GIVEN DATA:
★ ★ ★

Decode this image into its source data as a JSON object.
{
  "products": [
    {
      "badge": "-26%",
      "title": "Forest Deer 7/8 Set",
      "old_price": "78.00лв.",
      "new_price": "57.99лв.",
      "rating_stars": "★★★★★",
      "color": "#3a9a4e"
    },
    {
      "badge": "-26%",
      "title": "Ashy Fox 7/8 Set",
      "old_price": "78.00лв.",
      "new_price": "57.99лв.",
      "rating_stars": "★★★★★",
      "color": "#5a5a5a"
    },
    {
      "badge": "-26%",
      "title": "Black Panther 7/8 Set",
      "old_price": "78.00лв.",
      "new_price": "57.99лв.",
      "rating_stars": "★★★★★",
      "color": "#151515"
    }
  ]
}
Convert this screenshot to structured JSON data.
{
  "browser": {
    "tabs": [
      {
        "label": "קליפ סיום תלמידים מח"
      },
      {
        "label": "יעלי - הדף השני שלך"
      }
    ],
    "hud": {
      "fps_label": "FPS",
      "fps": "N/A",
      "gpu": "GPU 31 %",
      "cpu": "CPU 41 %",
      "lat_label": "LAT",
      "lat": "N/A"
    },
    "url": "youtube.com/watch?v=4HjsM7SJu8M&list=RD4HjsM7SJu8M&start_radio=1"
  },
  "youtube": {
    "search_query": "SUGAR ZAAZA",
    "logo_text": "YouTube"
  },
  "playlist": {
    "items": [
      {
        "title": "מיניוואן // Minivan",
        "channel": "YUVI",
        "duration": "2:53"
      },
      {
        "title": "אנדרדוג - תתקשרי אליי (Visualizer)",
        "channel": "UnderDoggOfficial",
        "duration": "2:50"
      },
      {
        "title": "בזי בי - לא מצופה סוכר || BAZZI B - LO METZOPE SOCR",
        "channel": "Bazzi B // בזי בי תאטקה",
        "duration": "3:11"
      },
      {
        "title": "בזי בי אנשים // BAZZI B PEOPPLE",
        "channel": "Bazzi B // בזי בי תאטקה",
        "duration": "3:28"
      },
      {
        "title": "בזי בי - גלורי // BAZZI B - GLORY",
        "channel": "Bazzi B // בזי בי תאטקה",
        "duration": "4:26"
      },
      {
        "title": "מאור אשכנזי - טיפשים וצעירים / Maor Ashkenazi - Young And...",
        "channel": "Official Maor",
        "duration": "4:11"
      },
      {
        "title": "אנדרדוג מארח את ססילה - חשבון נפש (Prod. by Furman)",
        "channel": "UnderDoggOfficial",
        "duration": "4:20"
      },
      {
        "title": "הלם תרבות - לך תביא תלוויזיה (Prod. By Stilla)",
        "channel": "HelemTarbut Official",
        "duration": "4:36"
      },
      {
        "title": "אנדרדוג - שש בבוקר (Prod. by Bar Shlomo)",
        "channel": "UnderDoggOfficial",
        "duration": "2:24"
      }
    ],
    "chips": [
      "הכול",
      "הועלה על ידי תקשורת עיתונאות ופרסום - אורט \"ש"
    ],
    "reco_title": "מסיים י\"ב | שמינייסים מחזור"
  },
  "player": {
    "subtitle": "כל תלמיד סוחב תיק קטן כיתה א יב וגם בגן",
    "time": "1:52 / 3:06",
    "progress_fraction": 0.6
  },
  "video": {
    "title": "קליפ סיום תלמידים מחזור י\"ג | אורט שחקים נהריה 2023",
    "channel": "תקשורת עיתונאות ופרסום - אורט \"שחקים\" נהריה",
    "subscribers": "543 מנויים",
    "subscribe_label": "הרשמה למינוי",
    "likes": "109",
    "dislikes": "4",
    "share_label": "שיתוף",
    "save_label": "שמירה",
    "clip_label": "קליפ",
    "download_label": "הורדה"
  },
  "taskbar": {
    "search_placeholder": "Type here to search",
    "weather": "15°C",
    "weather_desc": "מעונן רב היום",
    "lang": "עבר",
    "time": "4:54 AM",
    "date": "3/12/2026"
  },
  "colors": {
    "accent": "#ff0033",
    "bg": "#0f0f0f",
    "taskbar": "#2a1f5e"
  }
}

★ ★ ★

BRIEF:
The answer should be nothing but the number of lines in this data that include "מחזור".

REPLY TO THE TASK:
2